• **AVAILABLE DATA**:
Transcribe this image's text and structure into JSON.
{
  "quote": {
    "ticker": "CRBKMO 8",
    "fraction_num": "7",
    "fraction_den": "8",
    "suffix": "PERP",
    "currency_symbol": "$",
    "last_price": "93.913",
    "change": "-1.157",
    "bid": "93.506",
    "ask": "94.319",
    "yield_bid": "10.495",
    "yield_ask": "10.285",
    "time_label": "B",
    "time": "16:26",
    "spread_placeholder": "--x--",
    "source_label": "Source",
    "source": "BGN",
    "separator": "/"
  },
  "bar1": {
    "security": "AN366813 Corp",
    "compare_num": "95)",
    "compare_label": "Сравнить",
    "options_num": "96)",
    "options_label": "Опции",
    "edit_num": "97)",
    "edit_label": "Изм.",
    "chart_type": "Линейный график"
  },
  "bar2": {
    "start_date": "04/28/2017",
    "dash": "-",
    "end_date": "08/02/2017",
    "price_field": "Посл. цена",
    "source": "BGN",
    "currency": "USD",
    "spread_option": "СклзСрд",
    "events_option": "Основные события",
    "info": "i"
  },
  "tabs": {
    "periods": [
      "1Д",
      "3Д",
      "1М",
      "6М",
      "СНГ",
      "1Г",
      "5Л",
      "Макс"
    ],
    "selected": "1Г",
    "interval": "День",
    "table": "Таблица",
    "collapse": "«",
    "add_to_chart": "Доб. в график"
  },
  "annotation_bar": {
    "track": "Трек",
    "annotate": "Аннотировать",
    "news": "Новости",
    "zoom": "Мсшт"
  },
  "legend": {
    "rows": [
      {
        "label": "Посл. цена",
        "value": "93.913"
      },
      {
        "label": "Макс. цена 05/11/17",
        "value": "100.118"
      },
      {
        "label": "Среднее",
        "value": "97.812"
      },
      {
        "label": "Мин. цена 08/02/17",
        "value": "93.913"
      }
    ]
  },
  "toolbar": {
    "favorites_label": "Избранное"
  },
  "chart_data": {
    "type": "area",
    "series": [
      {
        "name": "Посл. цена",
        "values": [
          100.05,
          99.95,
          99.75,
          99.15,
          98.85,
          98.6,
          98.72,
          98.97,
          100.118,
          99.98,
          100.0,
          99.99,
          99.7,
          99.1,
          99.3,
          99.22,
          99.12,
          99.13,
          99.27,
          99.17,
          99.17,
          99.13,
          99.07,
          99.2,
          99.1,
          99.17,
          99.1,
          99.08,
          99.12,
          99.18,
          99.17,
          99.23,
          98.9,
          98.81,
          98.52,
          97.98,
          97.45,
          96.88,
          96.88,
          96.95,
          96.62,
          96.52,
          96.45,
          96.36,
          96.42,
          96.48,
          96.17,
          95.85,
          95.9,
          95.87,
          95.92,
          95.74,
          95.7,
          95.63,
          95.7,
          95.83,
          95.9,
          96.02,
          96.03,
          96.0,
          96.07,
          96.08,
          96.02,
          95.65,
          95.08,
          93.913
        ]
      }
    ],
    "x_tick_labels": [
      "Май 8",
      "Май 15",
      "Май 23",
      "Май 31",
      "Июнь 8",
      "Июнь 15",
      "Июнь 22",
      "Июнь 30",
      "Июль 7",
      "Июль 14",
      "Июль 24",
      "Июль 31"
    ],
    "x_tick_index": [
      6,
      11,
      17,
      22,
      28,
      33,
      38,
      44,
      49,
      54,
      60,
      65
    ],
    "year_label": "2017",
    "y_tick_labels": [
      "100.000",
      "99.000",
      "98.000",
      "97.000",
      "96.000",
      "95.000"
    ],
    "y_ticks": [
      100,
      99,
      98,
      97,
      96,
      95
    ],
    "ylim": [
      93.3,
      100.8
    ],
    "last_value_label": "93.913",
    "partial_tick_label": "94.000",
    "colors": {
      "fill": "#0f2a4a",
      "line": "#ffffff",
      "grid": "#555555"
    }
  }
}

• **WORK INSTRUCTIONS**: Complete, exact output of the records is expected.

• **OUTPUT**:
Transcribe this image's text and structure into JSON.
{
  "quote": {
    "ticker": "CRBKMO 8",
    "fraction_num": "7",
    "fraction_den": "8",
    "suffix": "PERP",
    "currency_symbol": "$",
    "last_price": "93.913",
    "change": "-1.157",
    "bid": "93.506",
    "ask": "94.319",
    "yield_bid": "10.495",
    "yield_ask": "10.285",
    "time_label": "B",
    "time": "16:26",
    "spread_placeholder": "--x--",
    "source_label": "Source",
    "source": "BGN",
    "separator": "/"
  },
  "bar1": {
    "security": "AN366813 Corp",
    "compare_num": "95)",
    "compare_label": "Сравнить",
    "options_num": "96)",
    "options_label": "Опции",
    "edit_num": "97)",
    "edit_label": "Изм.",
    "chart_type": "Линейный график"
  },
  "bar2": {
    "start_date": "04/28/2017",
    "dash": "-",
    "end_date": "08/02/2017",
    "price_field": "Посл. цена",
    "source": "BGN",
    "currency": "USD",
    "spread_option": "СклзСрд",
    "events_option": "Основные события",
    "info": "i"
  },
  "tabs": {
    "periods": [
      "1Д",
      "3Д",
      "1М",
      "6М",
      "СНГ",
      "1Г",
      "5Л",
      "Макс"
    ],
    "selected": "1Г",
    "interval": "День",
    "table": "Таблица",
    "collapse": "«",
    "add_to_chart": "Доб. в график"
  },
  "annotation_bar": {
    "track": "Трек",
    "annotate": "Аннотировать",
    "news": "Новости",
    "zoom": "Мсшт"
  },
  "legend": {
    "rows": [
      {
        "label": "Посл. цена",
        "value": "93.913"
      },
      {
        "label": "Макс. цена 05/11/17",
        "value": "100.118"
      },
      {
        "label": "Среднее",
        "value": "97.812"
      },
      {
        "label": "Мин. цена 08/02/17",
        "value": "93.913"
      }
    ]
  },
  "toolbar": {
    "favorites_label": "Избранное"
  },
  "chart_data": {
    "type": "area",
    "series": [
      {
        "name": "Посл. цена",
        "values": [
          100.05,
          99.95,
          99.75,
          99.15,
          98.85,
          98.6,
          98.72,
          98.97,
          100.118,
          99.98,
          100.0,
          99.99,
          99.7,
          99.1,
          99.3,
          99.22,
          99.12,
          99.13,
          99.27,
          99.17,
          99.17,
          99.13,
          99.07,
          99.2,
          99.1,
          99.17,
          99.1,
          99.08,
          99.12,
          99.18,
          99.17,
          99.23,
          98.9,
          98.81,
          98.52,
          97.98,
          97.45,
          96.88,
          96.88,
          96.95,
          96.62,
          96.52,
          96.45,
          96.36,
          96.42,
          96.48,
          96.17,
          95.85,
          95.9,
          95.87,
          95.92,
          95.74,
          95.7,
          95.63,
          95.7,
          95.83,
          95.9,
          96.02,
          96.03,
          96.0,
          96.07,
          96.08,
          96.02,
          95.65,
          95.08,
          93.913
        ]
      }
    ],
    "x_tick_labels": [
      "Май 8",
      "Май 15",
      "Май 23",
      "Май 31",
      "Июнь 8",
      "Июнь 15",
      "Июнь 22",
      "Июнь 30",
      "Июль 7",
      "Июль 14",
      "Июль 24",
      "Июль 31"
    ],
    "x_tick_index": [
      6,
      11,
      17,
      22,
      28,
      33,
      38,
      44,
      49,
      54,
      60,
      65
    ],
    "year_label": "2017",
    "y_tick_labels": [
      "100.000",
      "99.000",
      "98.000",
      "97.000",
      "96.000",
      "95.000"
    ],
    "y_ticks": [
      100,
      99,
      98,
      97,
      96,
      95
    ],
    "ylim": [
      93.3,
      100.8
    ],
    "last_value_label": "93.913",
    "partial_tick_label": "94.000",
    "colors": {
      "fill": "#0f2a4a",
      "line": "#ffffff",
      "grid": "#555555"
    }
  }
}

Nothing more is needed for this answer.